John Foster evidently was a man endowed with the versatility often expected of village schoolmasters in the eighteenth century. In his will he bequeaths to his son William Foster “my Violin, German Flute, Hautboy and the Bassoon” (if not demanded by the parish), with all Books of Music, a Bible with his name in it, Martin’s Dictionary, “my English Grammars and Arithmetics being Books used in the School and Wing’s Art of Surveying and Slide Rule” [ABP/W1787/13].

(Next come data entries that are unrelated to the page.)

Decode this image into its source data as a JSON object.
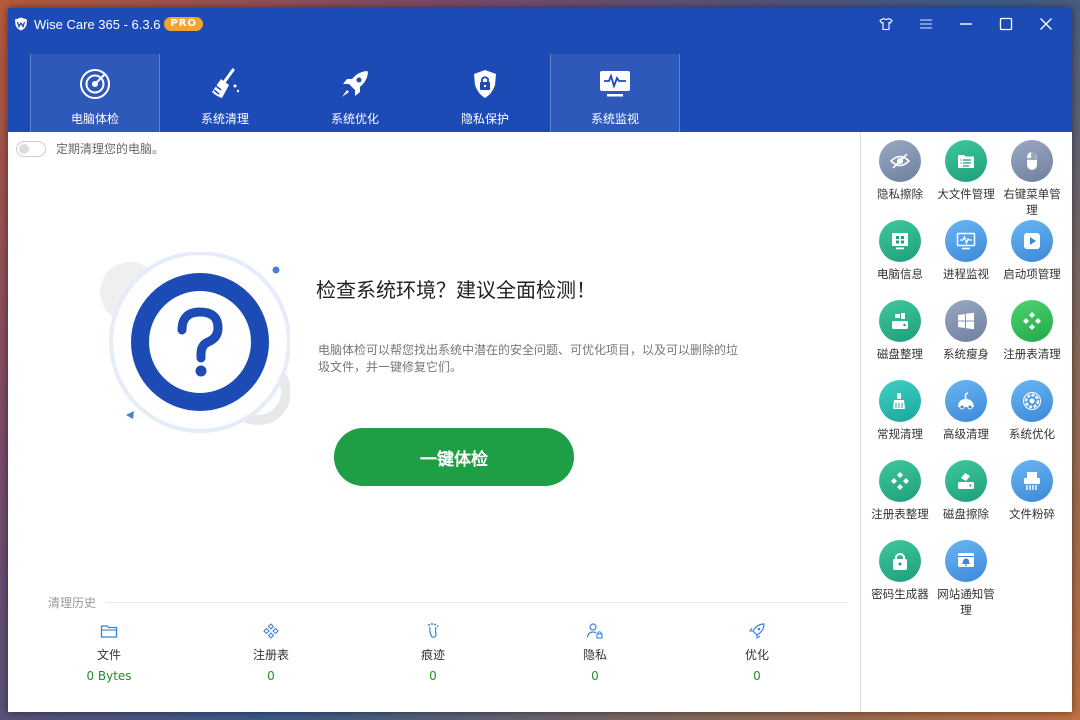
{
  "app": {
    "title": "Wise Care 365 - 6.3.6",
    "badge": "PRO"
  },
  "nav": [
    {
      "label": "电脑体检",
      "icon": "radar-icon"
    },
    {
      "label": "系统清理",
      "icon": "broom-icon"
    },
    {
      "label": "系统优化",
      "icon": "rocket-icon"
    },
    {
      "label": "隐私保护",
      "icon": "lock-shield-icon"
    },
    {
      "label": "系统监视",
      "icon": "monitor-pulse-icon"
    }
  ],
  "toggle": {
    "label": "定期清理您的电脑。"
  },
  "hero": {
    "title": "检查系统环境？建议全面检测！",
    "desc": "电脑体检可以帮您找出系统中潜在的安全问题、可优化项目，以及可以删除的垃圾文件，并一键修复它们。",
    "button": "一键体检"
  },
  "history": {
    "title": "清理历史",
    "items": [
      {
        "label": "文件",
        "value": "0 Bytes",
        "icon": "folder-icon"
      },
      {
        "label": "注册表",
        "value": "0",
        "icon": "registry-icon"
      },
      {
        "label": "痕迹",
        "value": "0",
        "icon": "footprint-icon"
      },
      {
        "label": "隐私",
        "value": "0",
        "icon": "user-lock-icon"
      },
      {
        "label": "优化",
        "value": "0",
        "icon": "rocket-icon"
      }
    ]
  },
  "tools": [
    {
      "label": "隐私擦除",
      "icon": "eye-slash-icon",
      "color": "#7f8fae"
    },
    {
      "label": "大文件管理",
      "icon": "file-list-icon",
      "color": "#2aae86"
    },
    {
      "label": "右键菜单管理",
      "icon": "mouse-icon",
      "color": "#7f8fae"
    },
    {
      "label": "电脑信息",
      "icon": "windows-grid-icon",
      "color": "#2aae86"
    },
    {
      "label": "进程监视",
      "icon": "monitor-icon",
      "color": "#4a9ae2"
    },
    {
      "label": "启动项管理",
      "icon": "play-icon",
      "color": "#4a9ae2"
    },
    {
      "label": "磁盘整理",
      "icon": "disk-icon",
      "color": "#2aae86"
    },
    {
      "label": "系统瘦身",
      "icon": "windows-icon",
      "color": "#7f8fae"
    },
    {
      "label": "注册表清理",
      "icon": "registry-icon",
      "color": "#2fb858"
    },
    {
      "label": "常规清理",
      "icon": "brush-icon",
      "color": "#28b8ae"
    },
    {
      "label": "高级清理",
      "icon": "vacuum-icon",
      "color": "#4a9ae2"
    },
    {
      "label": "系统优化",
      "icon": "gear-icon",
      "color": "#4a9ae2"
    },
    {
      "label": "注册表整理",
      "icon": "registry-icon",
      "color": "#2aae86"
    },
    {
      "label": "磁盘擦除",
      "icon": "disk-erase-icon",
      "color": "#2aae86"
    },
    {
      "label": "文件粉碎",
      "icon": "shredder-icon",
      "color": "#4a9ae2"
    },
    {
      "label": "密码生成器",
      "icon": "padlock-icon",
      "color": "#2aae86"
    },
    {
      "label": "网站通知管理",
      "icon": "browser-bell-icon",
      "color": "#4a9ae2"
    }
  ]
}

Though Francis, Earl of Bedford, had intended the free school to be a grammar school, teaching Latin and Greek in preparation for the universities, by the eighteenth century it had become an ordinary charity school. Accounts in the Russell Archive at Bedfordshire and Luton Archives and Records Service show that from 1706 to 1722 there were thirty boys who were clothed by the Duke at Whitsuntide every year; bills appear for 30 coats, 30 pairs of breeches, 60 shirts, bands, caps, stockings, shoes and buckles. The Duchess seems to have founded a private charity of her own for a school where fifteen charity girls were clothed and taught knitting, sewing and working samplers.

The old school building was listed by the former Ministry of Works in October 1952 as Grade II, of special interest. The listing notes that the original building was reworked around 1830 by Edward Blore. There was also reworking later in the 19th century. The building is constructed of coursed ironstone with ashlar dressings and has a clay tile roof. It is a rectangular structure, formerly consisting of two storeys and attics. The first floor was later removed.

Sculpture on the front on Woburn Lower School May 2012
Sculpture on the front of Woburn Lower School May 2012